As it turns out, Google has acknowledged that has a monopoly in search. That’s not illegal, but it could be subject to regulations. That’s something that’s being investigated now by entities such as the US Federal Trade Commission.
But if you were hit by Penguin, don’t expect the FTC is going to ride to your rescue. At best, it seems that arguments against Google might cause it to be forced to provide better visibility to competing search engines. That’s going to help about 0.000000000000000000001% of those who have been complaining about the latest update.
Moreover, if this does happen, if Google is forced to carry more NexTag listings (for example) than it already does, then those small businesses may wish that change hadn’t happened. You see, Google lists sites for free. NexTag charges through paid inclusion. No free ride. Of course, with Google doing paid inclusion now, even the Google free ride may become more limited.
In the end, the way forward to me — for those hit — isn’t to stay stuck in the past. That means if you were hit by Penguin, take a hard look at how you were generating your traffic from Google and really ask yourself if it was meeting Google’s guidelines. Chances are, it wasn’t.
If you really were a false positive, well, Google’s given a way to report that. But having looked at complaint-after-complaint, those false positives seem likely to be the rare exception, not the rule.
As for the spam you may still see getting by, poking at Google may help you feel better about it, but it unlikely to return you to your prior position. The same is true for writing open letters or signing petitions. Those didn’t change things after Florida in 2003. They’re extremely unlikely to change things now. That’s especially the case if you’ve been spamming.
Instead, see our Google Penguin Update Recovery Tips & Advice article at Search Engine Land to better determine if you were really hit by Penguin and for changes you can make. Then spend time on positive actions. Ignore Google, if that helps you get off the addiction.

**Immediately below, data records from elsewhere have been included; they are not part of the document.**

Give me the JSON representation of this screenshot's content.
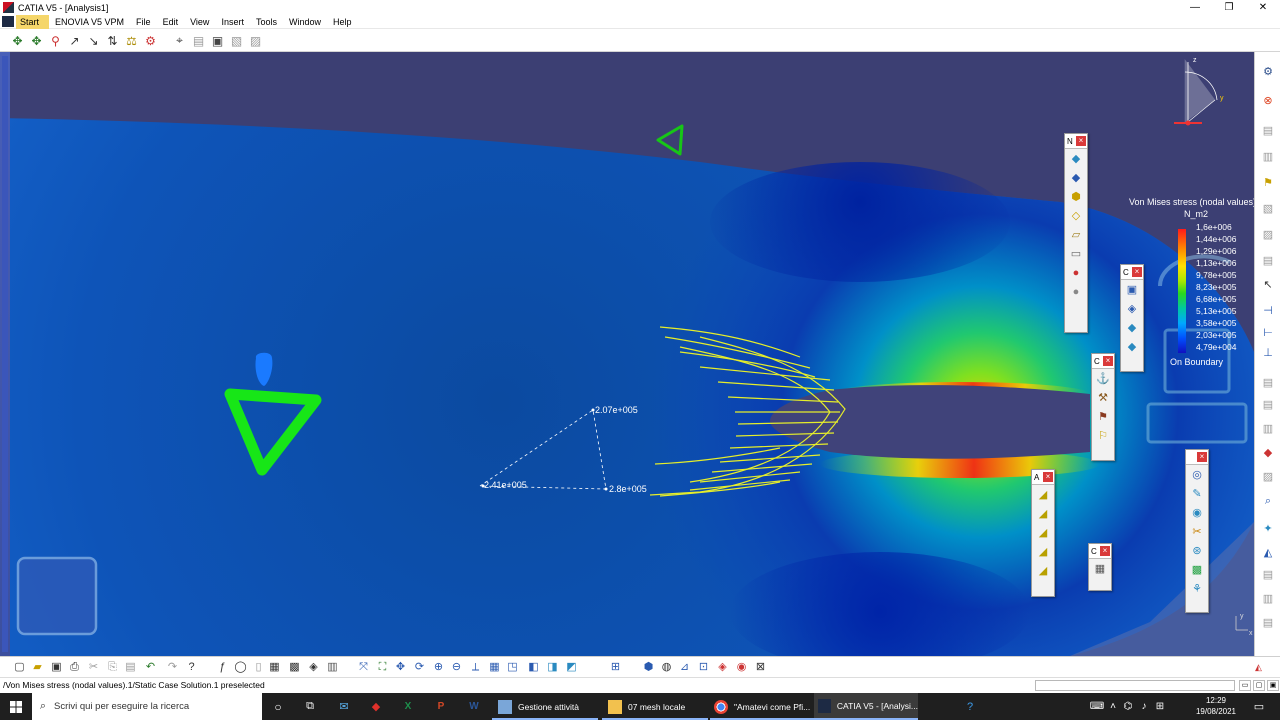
{
  "window": {
    "title": "CATIA V5 - [Analysis1]",
    "controls": [
      "—",
      "❐",
      "✕"
    ]
  },
  "menu": {
    "items": [
      "Start",
      "ENOVIA V5 VPM",
      "File",
      "Edit",
      "View",
      "Insert",
      "Tools",
      "Window",
      "Help"
    ]
  },
  "annotations": {
    "a1": "2.07e+005",
    "a2": "2.41e+005",
    "a3": "2.8e+005"
  },
  "legend": {
    "title": "Von Mises stress (nodal values)",
    "unit": "N_m2",
    "ticks": [
      "1,6e+006",
      "1,44e+006",
      "1,29e+006",
      "1,13e+006",
      "9,78e+005",
      "8,23e+005",
      "6,68e+005",
      "5,13e+005",
      "3,58e+005",
      "2,03e+005",
      "4,79e+004"
    ],
    "footer": "On Boundary",
    "colors": [
      "#ff1a1a",
      "#ff8a00",
      "#ffe000",
      "#28d820",
      "#00a8ff",
      "#1010c0"
    ]
  },
  "floatbars": {
    "b1": "N",
    "b2": "C",
    "b3": "C",
    "b4": "A",
    "b5": "C"
  },
  "compass": {
    "x_label": "y",
    "z_label": "z"
  },
  "corner_axis": {
    "x": "x",
    "y": "y"
  },
  "status": {
    "text": "/Von Mises stress (nodal values).1/Static Case Solution.1 preselected",
    "input_value": ""
  },
  "taskbar": {
    "search_placeholder": "Scrivi qui per eseguire la ricerca",
    "apps": [
      {
        "label": "Gestione attività"
      },
      {
        "label": "07 mesh locale"
      },
      {
        "label": "\"Amatevi come Pfi..."
      },
      {
        "label": "CATIA V5 - [Analysi..."
      }
    ],
    "time": "12:29",
    "date": "19/08/2021"
  },
  "theme": {
    "accent": "#8ab4f8",
    "viewport_bg": "#3c3f73",
    "arrow_color": "#e6ee2a",
    "marker_color": "#17e617"
  }
}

Or better, starting building out a balanced marketing profile based on good content.
Postscript: Also see our follow-up post, Two Weeks In, Google Talks Penguin Update, Ways To Recover & Negative SEO.
- Google Launches “Penguin Update” Targeting Webspam In Search Results
- What Is SEO / Search Engine Optimization?
- Is Google’s “Over Optimization Penalty” Its “Jump The Shark” Moment In Web Search?
- Infographic: Goldilocks SEO, Getting Search Engine Optimization “Just Right”
- Google “Comparison” Units Get New Look; Change Highlights Paid Inclusion In Some Vertical Search Areas
- Google Penguin Update Recovery Tips & Advice